Yeah, you've got to be a good coder, but like, just being a grown-up and like managing your stuff goes so far. It's crazy that that is the case. It is crazy that that's the case. Just so you know, I'm not just picking on freelancers. I could go on a whole nother rant about employees, people who apply to our jobs, and the weeding out process of people who actually submit applications to be full time. But for right now, I just want to talk about freelancers. It's just like, what I want to know is that bringing you on the project is going to make my life easier. I'm going to do less work. I'm going to think about this less. When you need something, you're going to come to me about it. This is true for my employees as well. You're going to come to me about it, and you're going to ask me questions, and I understand.
Like there are other companies that probably do all of that for you, and for freelancers it's probably a lot easier to kind of jump into some massive corporation where you're just a cog, and they just need to add more cogs, and everything is set up for you. I get that being a freelancer for me is probably a lot harder than being a freelancer for somebody else, but I'm not alone. If you really want to set yourself apart as a freelancer, there's certain things you can do, but one would just be communicate, self-manage, basically be like ... Be a company. Like, I don't get to expect my clients to manage my time for me, or to initiate communication for me. I'm on top of that. So as a freelancer, be a company. Manage your time. Communicate well. Manage expectations accordingly. If you do that, you're going to set yourself above 98% of everybody else that's out there. The things aren't that difficult, but they really show, like, your level of attention and care, and that can go a long way.
I hope that I'm not making ... Like, if you freelanced with us before, I'm not trying to throw shade on you, whoever you are. I'm sure you were fine. Really, but I just want to pitch to potential freelancers or current freelancers that there's a different way, and if you do that different way, it sets you apart so much that it really will be to your benefit. I hope this helps.
If you have any questions about that, reach out to me on Twitter @5MinuteGeekShow. Check out other episodes at FiveMinuteGeekShow.com. Subscribe, iTunes, RSS, all that kind of stuff.

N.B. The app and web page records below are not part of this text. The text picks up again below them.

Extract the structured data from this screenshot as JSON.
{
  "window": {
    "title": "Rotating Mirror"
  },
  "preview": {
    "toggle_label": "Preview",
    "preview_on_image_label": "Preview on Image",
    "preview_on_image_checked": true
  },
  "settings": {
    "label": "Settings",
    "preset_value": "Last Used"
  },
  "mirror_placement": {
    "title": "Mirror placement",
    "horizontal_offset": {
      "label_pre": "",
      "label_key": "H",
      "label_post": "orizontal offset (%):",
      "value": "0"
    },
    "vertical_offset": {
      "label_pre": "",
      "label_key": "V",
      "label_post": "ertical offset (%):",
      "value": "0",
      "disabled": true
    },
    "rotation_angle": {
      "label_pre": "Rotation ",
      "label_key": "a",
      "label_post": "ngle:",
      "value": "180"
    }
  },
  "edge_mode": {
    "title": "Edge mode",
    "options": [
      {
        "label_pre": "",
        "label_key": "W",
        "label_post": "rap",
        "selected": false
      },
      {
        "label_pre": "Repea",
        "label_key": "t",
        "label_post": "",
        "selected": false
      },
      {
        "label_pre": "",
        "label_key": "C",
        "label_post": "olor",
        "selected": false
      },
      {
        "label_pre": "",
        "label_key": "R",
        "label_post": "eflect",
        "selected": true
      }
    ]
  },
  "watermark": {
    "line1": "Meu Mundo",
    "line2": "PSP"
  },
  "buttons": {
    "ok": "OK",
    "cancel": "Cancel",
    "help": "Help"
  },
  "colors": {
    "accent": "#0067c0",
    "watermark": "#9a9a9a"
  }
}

If you like the show, and you're a freelance contactor, go be that 2% of amazing freelance contractors. If you like the show and you're not a freelance contractor, I don't know. Rate it, iTunes and all that kind of stuff. Thanks. Until next time, Matt Stauffer, Five-Minute Geek Show.
Son: Five-Minute Geek Show?
Matt: Yeah. When you're singing it. Can you do that?
Son: Say "Five-Minute Geek Show?"
Matt: Yeah, but sing it with that song.
Son: (Singing) “I am iron man….” Five-Minute Geek Show.
Matt Stauffer: Perfect. My man.